If a line in the entries contains the string "turística", include that line in your answer.

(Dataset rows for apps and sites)

----------------

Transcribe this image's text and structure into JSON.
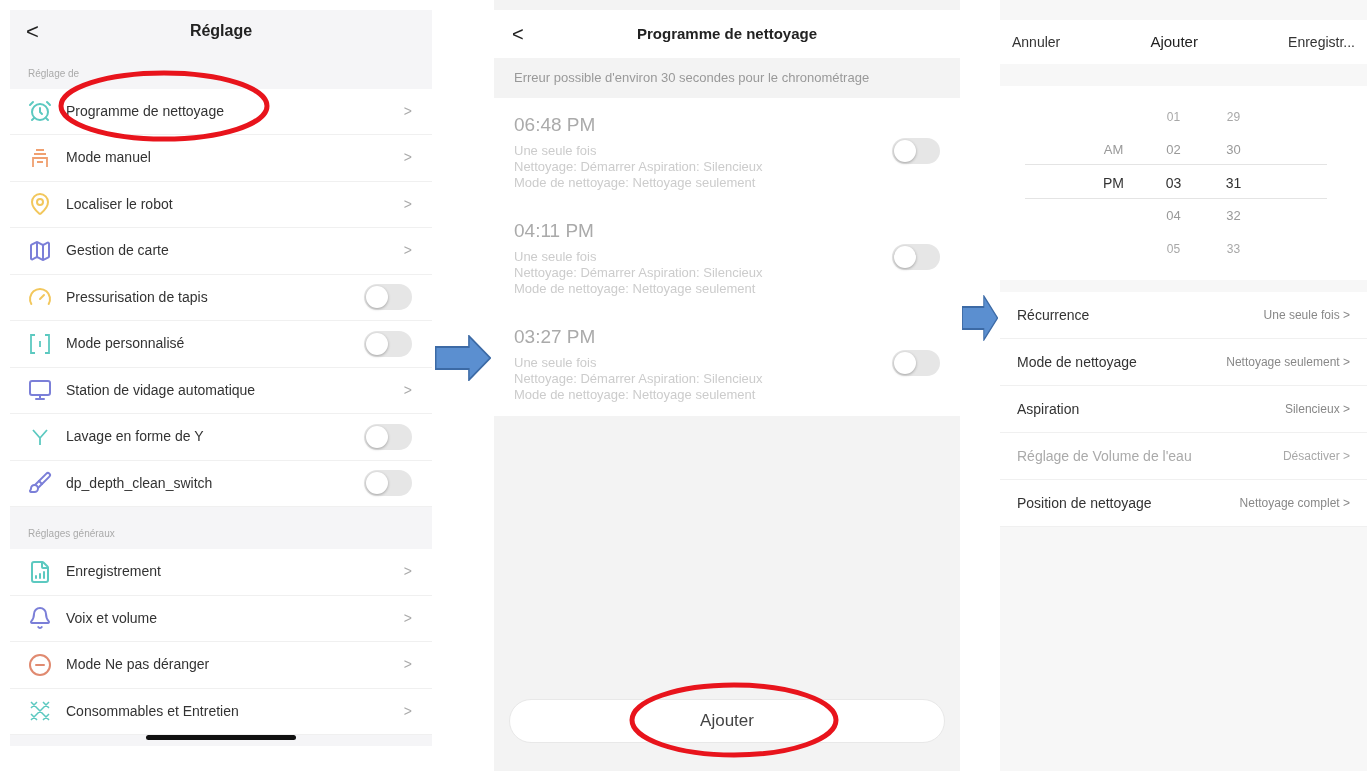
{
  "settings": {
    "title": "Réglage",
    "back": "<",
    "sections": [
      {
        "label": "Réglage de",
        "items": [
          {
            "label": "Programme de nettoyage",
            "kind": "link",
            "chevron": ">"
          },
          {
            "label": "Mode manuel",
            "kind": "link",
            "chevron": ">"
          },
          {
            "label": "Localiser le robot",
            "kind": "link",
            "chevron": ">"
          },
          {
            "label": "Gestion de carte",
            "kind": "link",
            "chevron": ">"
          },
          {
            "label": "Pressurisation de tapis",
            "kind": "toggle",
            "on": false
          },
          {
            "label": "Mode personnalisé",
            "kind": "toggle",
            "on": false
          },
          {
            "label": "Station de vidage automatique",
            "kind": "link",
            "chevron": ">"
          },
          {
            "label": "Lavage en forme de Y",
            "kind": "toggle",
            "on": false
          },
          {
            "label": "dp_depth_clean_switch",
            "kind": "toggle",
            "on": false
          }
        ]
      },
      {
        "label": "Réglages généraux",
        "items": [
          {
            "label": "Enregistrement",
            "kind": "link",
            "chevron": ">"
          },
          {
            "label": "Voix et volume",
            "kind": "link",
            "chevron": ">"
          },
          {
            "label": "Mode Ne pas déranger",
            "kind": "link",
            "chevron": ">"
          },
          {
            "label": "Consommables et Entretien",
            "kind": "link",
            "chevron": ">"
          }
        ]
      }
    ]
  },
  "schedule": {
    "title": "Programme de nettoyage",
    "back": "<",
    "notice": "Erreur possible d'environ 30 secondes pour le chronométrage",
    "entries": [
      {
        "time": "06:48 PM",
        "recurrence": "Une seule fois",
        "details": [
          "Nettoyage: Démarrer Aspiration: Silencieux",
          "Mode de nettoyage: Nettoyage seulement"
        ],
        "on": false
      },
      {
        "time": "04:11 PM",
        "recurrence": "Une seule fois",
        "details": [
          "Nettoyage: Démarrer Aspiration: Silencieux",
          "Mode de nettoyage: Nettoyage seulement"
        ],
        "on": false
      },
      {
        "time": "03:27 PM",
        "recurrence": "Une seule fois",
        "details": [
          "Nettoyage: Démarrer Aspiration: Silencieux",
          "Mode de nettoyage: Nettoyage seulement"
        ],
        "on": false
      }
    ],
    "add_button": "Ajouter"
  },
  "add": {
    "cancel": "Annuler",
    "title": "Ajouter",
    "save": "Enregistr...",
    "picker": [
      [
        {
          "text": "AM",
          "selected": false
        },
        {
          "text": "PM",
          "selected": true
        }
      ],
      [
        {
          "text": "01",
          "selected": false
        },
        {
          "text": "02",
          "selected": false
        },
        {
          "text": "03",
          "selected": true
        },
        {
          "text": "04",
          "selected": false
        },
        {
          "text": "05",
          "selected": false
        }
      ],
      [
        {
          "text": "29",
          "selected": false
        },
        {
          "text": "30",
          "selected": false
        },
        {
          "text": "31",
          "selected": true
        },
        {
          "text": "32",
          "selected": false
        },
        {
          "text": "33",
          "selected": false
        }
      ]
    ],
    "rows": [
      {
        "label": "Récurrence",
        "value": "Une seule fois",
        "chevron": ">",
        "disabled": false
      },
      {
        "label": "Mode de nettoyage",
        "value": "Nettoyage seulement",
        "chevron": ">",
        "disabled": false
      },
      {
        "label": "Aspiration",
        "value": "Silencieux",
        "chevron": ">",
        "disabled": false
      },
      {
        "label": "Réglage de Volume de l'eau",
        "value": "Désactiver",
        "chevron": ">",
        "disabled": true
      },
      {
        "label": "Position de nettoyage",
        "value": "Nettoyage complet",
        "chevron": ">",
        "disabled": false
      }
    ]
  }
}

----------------

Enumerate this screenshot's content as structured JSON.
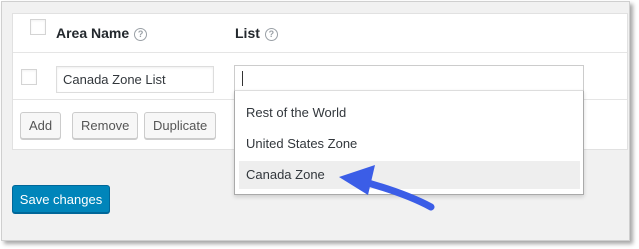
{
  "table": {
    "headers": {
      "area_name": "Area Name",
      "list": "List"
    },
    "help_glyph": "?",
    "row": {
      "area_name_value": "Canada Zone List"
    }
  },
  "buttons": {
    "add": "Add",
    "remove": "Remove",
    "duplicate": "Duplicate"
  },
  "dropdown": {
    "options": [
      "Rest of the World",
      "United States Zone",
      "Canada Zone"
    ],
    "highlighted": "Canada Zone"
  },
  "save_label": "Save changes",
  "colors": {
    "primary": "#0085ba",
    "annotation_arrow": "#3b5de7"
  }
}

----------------

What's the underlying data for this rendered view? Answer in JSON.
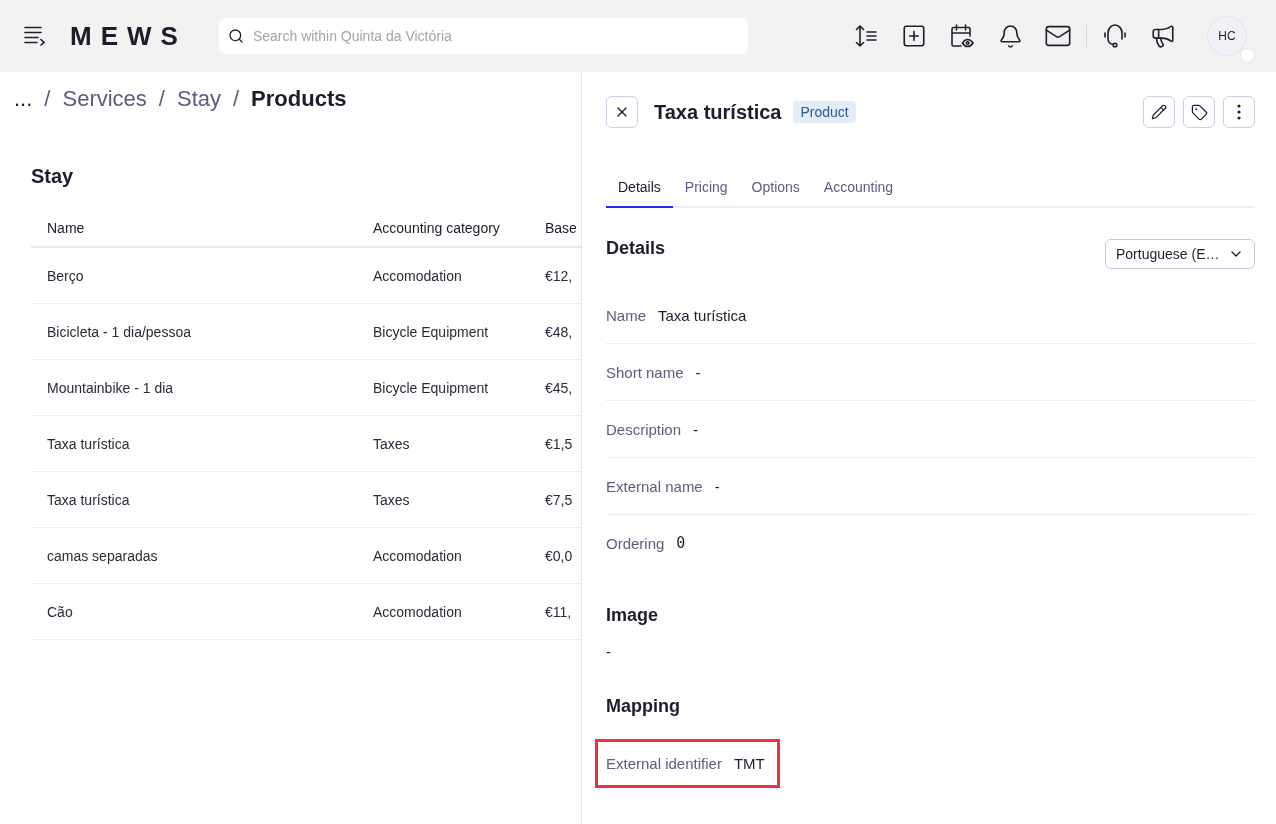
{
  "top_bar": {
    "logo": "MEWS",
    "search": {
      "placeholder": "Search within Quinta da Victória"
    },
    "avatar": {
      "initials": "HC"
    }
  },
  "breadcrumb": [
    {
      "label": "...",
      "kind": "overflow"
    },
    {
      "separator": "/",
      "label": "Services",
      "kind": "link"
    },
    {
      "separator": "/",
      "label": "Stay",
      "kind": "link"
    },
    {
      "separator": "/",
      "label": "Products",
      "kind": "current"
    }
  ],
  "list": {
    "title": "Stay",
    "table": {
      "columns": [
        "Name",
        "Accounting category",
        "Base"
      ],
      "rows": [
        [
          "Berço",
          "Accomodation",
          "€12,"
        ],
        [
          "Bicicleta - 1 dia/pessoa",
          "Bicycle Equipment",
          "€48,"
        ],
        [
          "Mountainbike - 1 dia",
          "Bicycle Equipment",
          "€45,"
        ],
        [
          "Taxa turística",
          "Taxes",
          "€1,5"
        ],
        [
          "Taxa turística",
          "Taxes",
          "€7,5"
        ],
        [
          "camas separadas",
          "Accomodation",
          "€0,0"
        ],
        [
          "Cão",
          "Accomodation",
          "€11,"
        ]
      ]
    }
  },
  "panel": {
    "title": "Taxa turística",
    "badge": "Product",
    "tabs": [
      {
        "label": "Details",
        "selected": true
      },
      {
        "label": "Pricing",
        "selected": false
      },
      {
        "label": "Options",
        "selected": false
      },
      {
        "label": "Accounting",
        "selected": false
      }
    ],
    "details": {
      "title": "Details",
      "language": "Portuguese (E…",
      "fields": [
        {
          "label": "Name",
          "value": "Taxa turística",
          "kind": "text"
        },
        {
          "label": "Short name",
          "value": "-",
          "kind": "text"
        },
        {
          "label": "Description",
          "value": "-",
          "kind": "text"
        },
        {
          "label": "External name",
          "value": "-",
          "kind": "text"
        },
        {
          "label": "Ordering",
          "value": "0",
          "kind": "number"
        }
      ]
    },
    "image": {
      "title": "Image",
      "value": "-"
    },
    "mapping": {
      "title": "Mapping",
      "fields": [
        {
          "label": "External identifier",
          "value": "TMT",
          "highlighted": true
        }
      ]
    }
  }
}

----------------

## [Reply to the exercise]
          "Taxa turística",
          "Taxa turística",
    "title": "Taxa turística",
          "value": "Taxa turística",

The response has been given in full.